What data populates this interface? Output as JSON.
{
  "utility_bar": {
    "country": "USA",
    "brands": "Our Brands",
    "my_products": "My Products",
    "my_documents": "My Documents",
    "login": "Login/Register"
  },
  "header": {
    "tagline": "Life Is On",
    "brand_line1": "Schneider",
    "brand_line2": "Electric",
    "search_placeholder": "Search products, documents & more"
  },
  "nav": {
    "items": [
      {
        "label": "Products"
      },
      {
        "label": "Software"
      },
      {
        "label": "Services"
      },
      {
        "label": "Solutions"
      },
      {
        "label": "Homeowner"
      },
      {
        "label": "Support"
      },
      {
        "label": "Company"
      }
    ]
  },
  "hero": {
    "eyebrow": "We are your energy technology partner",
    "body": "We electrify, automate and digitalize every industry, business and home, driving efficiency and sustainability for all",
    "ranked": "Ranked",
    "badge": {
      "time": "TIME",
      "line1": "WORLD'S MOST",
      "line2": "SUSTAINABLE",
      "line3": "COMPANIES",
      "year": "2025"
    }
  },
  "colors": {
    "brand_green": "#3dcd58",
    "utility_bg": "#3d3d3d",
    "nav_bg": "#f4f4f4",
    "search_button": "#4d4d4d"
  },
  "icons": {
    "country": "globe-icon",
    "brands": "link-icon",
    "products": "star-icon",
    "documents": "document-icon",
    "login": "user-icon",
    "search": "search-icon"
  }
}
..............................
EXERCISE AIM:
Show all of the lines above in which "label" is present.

EXPECTED ANSWER:
        "label": "Products"
        "label": "Software"
        "label": "Services"
        "label": "Solutions"
        "label": "Homeowner"
        "label": "Support"
        "label": "Company"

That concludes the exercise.